INPUT FOR THIS TASK ->
■ ■ ■ ■ ■ ■ ■
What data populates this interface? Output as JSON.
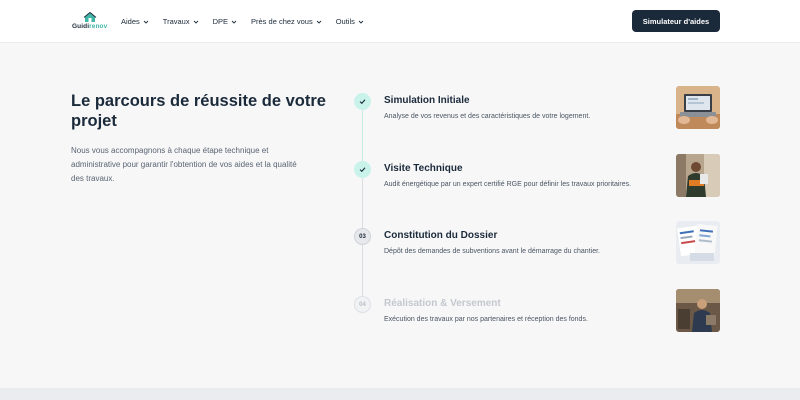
{
  "header": {
    "logo": {
      "part1": "Guidi",
      "part2": "renov"
    },
    "nav": [
      {
        "label": "Aides"
      },
      {
        "label": "Travaux"
      },
      {
        "label": "DPE"
      },
      {
        "label": "Près de chez vous"
      },
      {
        "label": "Outils"
      }
    ],
    "cta_label": "Simulateur d'aides"
  },
  "main": {
    "title": "Le parcours de réussite de votre projet",
    "description": "Nous vous accompagnons à chaque étape technique et administrative pour garantir l'obtention de vos aides et la qualité des travaux.",
    "steps": [
      {
        "badge": "",
        "status": "done",
        "title": "Simulation Initiale",
        "description": "Analyse de vos revenus et des caractéristiques de votre logement.",
        "image": "laptop-photo"
      },
      {
        "badge": "",
        "status": "done",
        "title": "Visite Technique",
        "description": "Audit énergétique par un expert certifié RGE pour définir les travaux prioritaires.",
        "image": "technician-photo"
      },
      {
        "badge": "03",
        "status": "current",
        "title": "Constitution du Dossier",
        "description": "Dépôt des demandes de subventions avant le démarrage du chantier.",
        "image": "documents-photo"
      },
      {
        "badge": "04",
        "status": "future",
        "title": "Réalisation & Versement",
        "description": "Exécution des travaux par nos partenaires et réception des fonds.",
        "image": "worker-photo"
      }
    ]
  },
  "colors": {
    "primary": "#1b2a3a",
    "accent": "#3fb6a6",
    "done_badge": "#c9f3ea"
  }
}
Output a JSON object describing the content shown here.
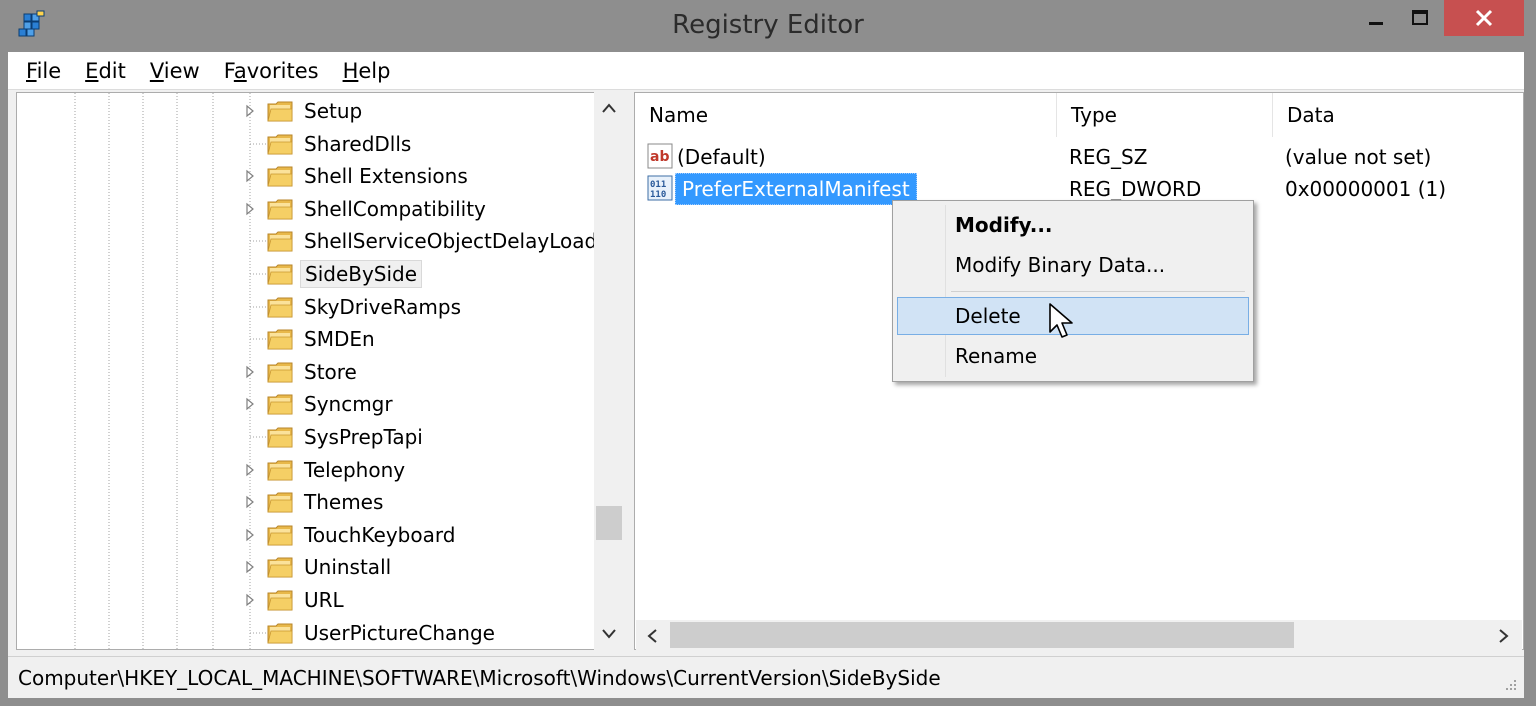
{
  "window": {
    "title": "Registry Editor"
  },
  "menu": [
    {
      "label": "File",
      "mnemonic": "F",
      "rest": "ile"
    },
    {
      "label": "Edit",
      "mnemonic": "E",
      "rest": "dit"
    },
    {
      "label": "View",
      "mnemonic": "V",
      "rest": "iew"
    },
    {
      "label": "Favorites",
      "pre": "F",
      "mnemonic": "a",
      "rest": "vorites"
    },
    {
      "label": "Help",
      "mnemonic": "H",
      "rest": "elp"
    }
  ],
  "tree": {
    "items": [
      {
        "label": "Setup",
        "expandable": true
      },
      {
        "label": "SharedDlls",
        "expandable": false
      },
      {
        "label": "Shell Extensions",
        "expandable": true
      },
      {
        "label": "ShellCompatibility",
        "expandable": true
      },
      {
        "label": "ShellServiceObjectDelayLoad",
        "expandable": false
      },
      {
        "label": "SideBySide",
        "expandable": false,
        "selected": true
      },
      {
        "label": "SkyDriveRamps",
        "expandable": false
      },
      {
        "label": "SMDEn",
        "expandable": false
      },
      {
        "label": "Store",
        "expandable": true
      },
      {
        "label": "Syncmgr",
        "expandable": true
      },
      {
        "label": "SysPrepTapi",
        "expandable": false
      },
      {
        "label": "Telephony",
        "expandable": true
      },
      {
        "label": "Themes",
        "expandable": true
      },
      {
        "label": "TouchKeyboard",
        "expandable": true
      },
      {
        "label": "Uninstall",
        "expandable": true
      },
      {
        "label": "URL",
        "expandable": true
      },
      {
        "label": "UserPictureChange",
        "expandable": false
      }
    ]
  },
  "values": {
    "columns": {
      "name": "Name",
      "type": "Type",
      "data": "Data"
    },
    "rows": [
      {
        "name": "(Default)",
        "type": "REG_SZ",
        "data": "(value not set)",
        "icon": "string-value-icon"
      },
      {
        "name": "PreferExternalManifest",
        "type": "REG_DWORD",
        "data": "0x00000001 (1)",
        "icon": "binary-value-icon",
        "selected": true
      }
    ]
  },
  "context_menu": {
    "modify": "Modify...",
    "modify_binary": "Modify Binary Data...",
    "delete": "Delete",
    "rename": "Rename",
    "hovered": "delete"
  },
  "status": {
    "path": "Computer\\HKEY_LOCAL_MACHINE\\SOFTWARE\\Microsoft\\Windows\\CurrentVersion\\SideBySide"
  },
  "colors": {
    "selection": "#3399ff",
    "menu_hover": "#d1e3f5",
    "close_button": "#c75050"
  }
}
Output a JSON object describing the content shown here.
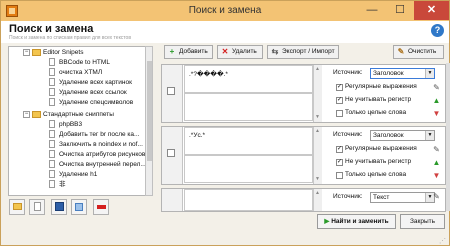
{
  "window": {
    "title": "Поиск и замена",
    "min": "—",
    "max": "☐",
    "close": "✕"
  },
  "header": {
    "title": "Поиск и замена",
    "subtitle": "Поиск и замена по спискам правил для всех текстов",
    "help": "?"
  },
  "tree": {
    "groups": [
      {
        "label": "Editor Snipets",
        "toggle": "−"
      },
      {
        "label": "Стандартные сниппеты",
        "toggle": "−"
      }
    ],
    "items_a": [
      "BBCode to HTML",
      "очистка XTMЛ",
      "Удаление всех картинок",
      "Удаление всех ссылок",
      "Удаление спецсимволов"
    ],
    "items_b": [
      "phpBB3",
      "Добавить тег br после ка...",
      "Заключить в noindex и nof...",
      "Очистка атрибутов рисунков",
      "Очистка внутренней перел...",
      "Удаление h1",
      "非"
    ]
  },
  "toolbar": {
    "add": "Добавить",
    "delete": "Удалить",
    "export": "Экспорт / Импорт",
    "clear": "Очистить"
  },
  "rules": [
    {
      "find": ".*?����.*",
      "source_label": "Источник:",
      "source": "Заголовок",
      "regex": "Регулярные выражения",
      "regex_checked": "✓",
      "ignore_case": "Не учитывать регистр",
      "ignore_checked": "✓",
      "whole": "Только целые слова",
      "whole_checked": ""
    },
    {
      "find": ".*Уc.*",
      "source_label": "Источник:",
      "source": "Заголовок",
      "regex": "Регулярные выражения",
      "regex_checked": "✓",
      "ignore_case": "Не учитывать регистр",
      "ignore_checked": "✓",
      "whole": "Только целые слова",
      "whole_checked": ""
    },
    {
      "find": "",
      "source_label": "Источник:",
      "source": "Текст"
    }
  ],
  "footer": {
    "find_replace": "Найти и заменить",
    "close": "Закрыть"
  },
  "colors": {
    "accent": "#3b7bd8",
    "titlebar": "#f3c374",
    "close": "#c9483a"
  }
}
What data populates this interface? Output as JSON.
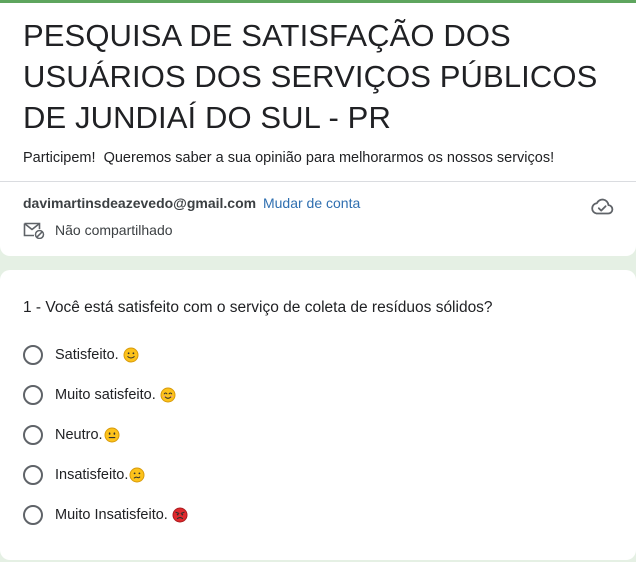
{
  "form": {
    "title": "PESQUISA DE SATISFAÇÃO DOS USUÁRIOS DOS SERVIÇOS PÚBLICOS DE JUNDIAÍ DO SUL - PR",
    "description": "Participem!  Queremos saber a sua opinião para melhorarmos os nossos serviços!"
  },
  "account": {
    "email": "davimartinsdeazevedo@gmail.com",
    "switch_label": "Mudar de conta",
    "share_status": "Não compartilhado",
    "icons": {
      "cloud": "cloud-check-icon",
      "mail": "mail-not-shared-icon"
    }
  },
  "question": {
    "title": "1 - Você está satisfeito com o serviço de coleta de resíduos sólidos?",
    "options": [
      {
        "label": "Satisfeito.",
        "emoji": "slightly-smiling-face-icon"
      },
      {
        "label": "Muito satisfeito.",
        "emoji": "smiling-face-icon"
      },
      {
        "label": "Neutro.",
        "emoji": "neutral-face-icon"
      },
      {
        "label": "Insatisfeito.",
        "emoji": "confused-face-icon"
      },
      {
        "label": "Muito Insatisfeito.",
        "emoji": "angry-face-icon"
      }
    ]
  },
  "colors": {
    "accent": "#5ea55e",
    "page_background": "#e5f0e4",
    "link": "#2f6fb0"
  }
}
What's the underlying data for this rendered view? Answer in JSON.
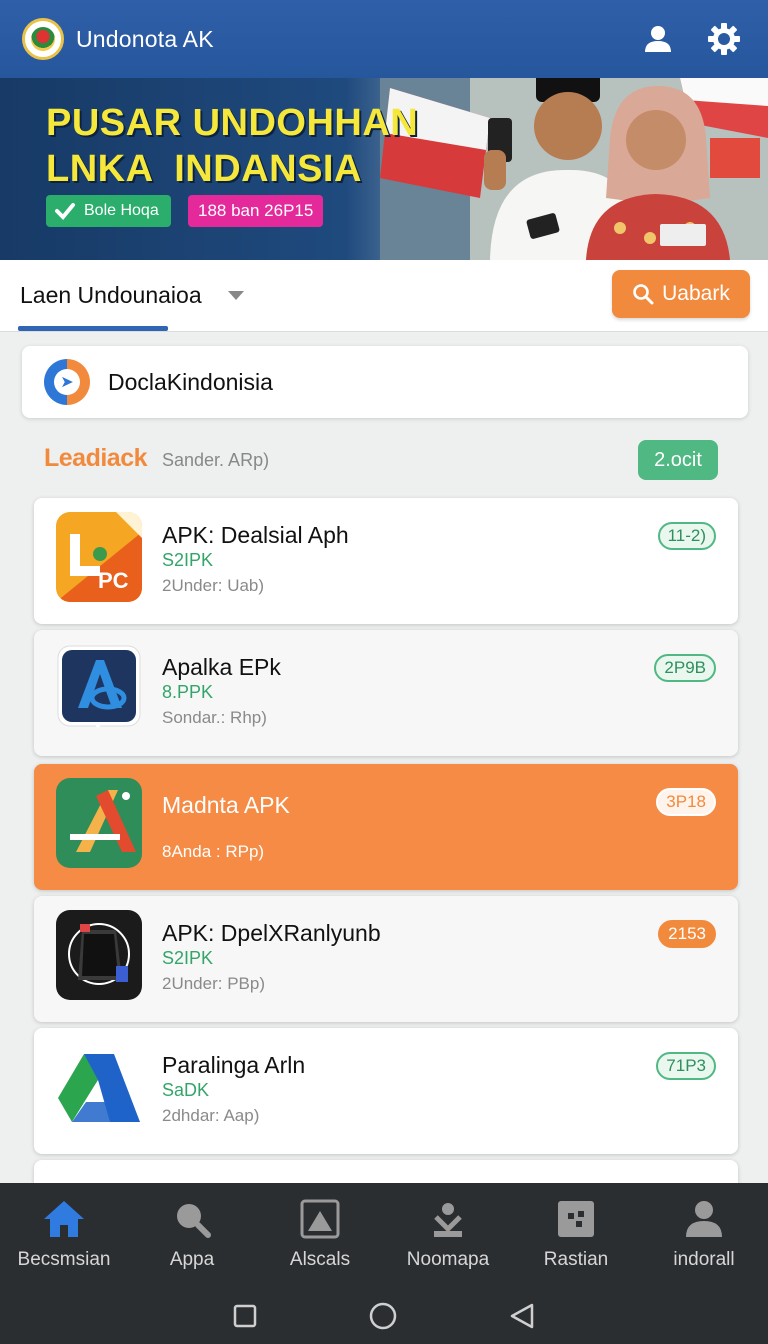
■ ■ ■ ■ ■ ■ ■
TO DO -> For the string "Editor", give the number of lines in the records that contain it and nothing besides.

ANSWER BOX -> 2